Ne 8:6 “And Ezra blessed the LORD, the great God. And all the people answered, Amen, Amen, with lifting up their hands: and they bowed their heads and worshipped the LORD with their faces to the ground.”
Someone recently posted what I view as a profoundly hilarious idea on Twitter, “I think Chick Fil A should have a combo meal called the Amen. You could walk up to the counter and say “Can I get an Amen?” Small words can make a big difference in more than just the restaurant industry. There is none with more implications to the believer than the word we often too carelessly use to close our prayers, the word “Amen.” As one author put it, “It is a kind of Super-yes. It signals—if it is truly sincere—a large enthusiasm, a deep commitment, and a resolve to follow through in practice. In Scripture it boils down to agreeing with God, completely and without reservation.” What is interesting is that to say “amen” is to also utter a prayer to God, ourselves, and those witnesses around us. In essence, “amen” invites heaven to witness our commitment and essentially declares “Lord, help me to keep your word both now and forever.”
Here are some tangible steps to truly add “amen” sentiment to your prayers:
Make “Amen” the first prayer by which you consistently respond to God’s word.
The returned exiles in Jerusalem gathered in a solemn assembly to hear God’s Word. “Ezra the priest” was to read from the “the Book of the Law of Moses” (v. 1). This was a day, remember, in which no one had his own copy of Scripture. Public reading was vitally important because that was where God’s people heard God’s Word. It surely says something of their hunger for the Word of God that “from morning until midday” they were ready to listen to it being read and taught (v.3). Be poised to say “Amen” provides that kind of sustaining attention to divine revelation.
When you hear the Word of God given “distinctly, sense, and understanding” (v.8), the first word out of the enlightened heart should be nothing flippant or careless. “Amen” gives us the right word to say in response to God’s Word, a word that cannot truly be verbalized until experiencing a faithful presentation and audience of that same Word. To say anything less or different is to forget that “God will not be mocked” (Ga 6:7).

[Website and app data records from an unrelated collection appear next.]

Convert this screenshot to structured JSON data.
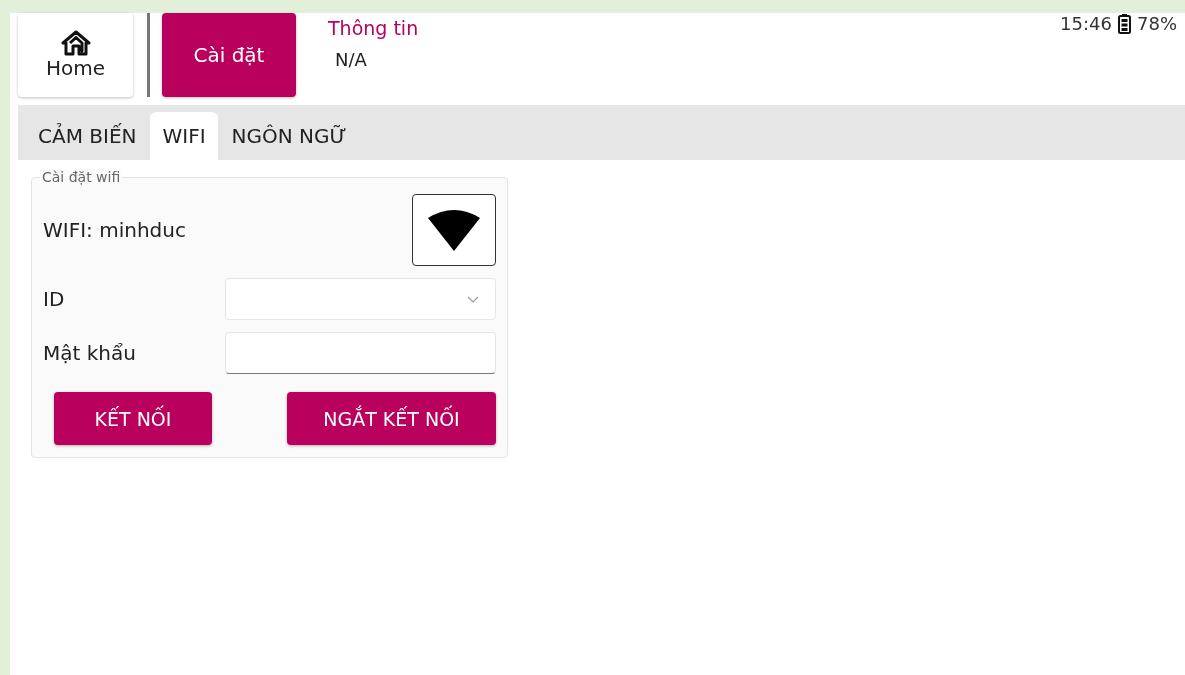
{
  "nav": [
    {
      "label": "Home",
      "kind": "home",
      "selected": false
    },
    {
      "label": "Cài đặt",
      "kind": "plain",
      "selected": true
    }
  ],
  "info": {
    "title": "Thông tin",
    "value": "N/A"
  },
  "status": {
    "time": "15:46",
    "battery": "78%"
  },
  "tabs": [
    {
      "label": "CẢM BIẾN",
      "selected": false
    },
    {
      "label": "WIFI",
      "selected": true
    },
    {
      "label": "NGÔN NGỮ",
      "selected": false
    }
  ],
  "wifi_group": {
    "legend": "Cài đặt wifi",
    "current": "WIFI: minhduc",
    "fields": [
      {
        "label": "ID",
        "kind": "dropdown"
      },
      {
        "label": "Mật khẩu",
        "kind": "text"
      }
    ],
    "buttons": [
      "KẾT NỐI",
      "NGẮT KẾT NỐI"
    ]
  }
}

Make “Amen” the first application of God’s word in your practical discipleship.
The people’s response to the reading of the Scriptures and to Ezra’s praises must have been an emotional experience for this scribe and priest. They shouted “Amen! Amen!” in an expression of agreement with God’s Word. While there is a plethora of opinion on what physical position is proper for prayer, “Amen” ends that discussion. Here, this Word affected their posture in three ways: they lifted up holy hands, they bowed humble heads, and they prostrated their faces upon the ground (v. 6).
Discipleship, walking after the steps of Jesus, begins by agreeing and aligning with the Word. This kind of prayerful utterance is a crucial step through the doorway to implementing your activated commitment to the truth you have just affirmed. Your agreement with the Lord’s revealed Word with an “Amen” demands your step/steps of sincere, practical obedience.
Make “Amen” the sustainer of your covenant relationship with the local church.
Be careful to not miss that this “amen” in Nehemiah 8 was a corporate response of commitment. Your “Amen” with God’s people is affirmation of a covenant to worship the Lord together as his family. You cannot honestly articulate “Amen” to God’s Word and stay away from the church and its fellowship as the covenant community.
A dramatic example of this is recorded in Deuteronomy 27:15–26, where the words “And all the people shall say, ‘Amen!’” are repeated twelve times in twelve verses! To say “Amen” is to mean business with God in no uncertain manner before others and to others. I think our churches would do well to have a few more “Amen’s” verbalized with conviction and commitment in them.
Ultimately your prayer brings glory and honor to Jesus Christ who is every believer’s greatest Amen: “For all the promises of God in him are yea, and in him Amen, unto the glory of God by us” (2 Co. 1:20).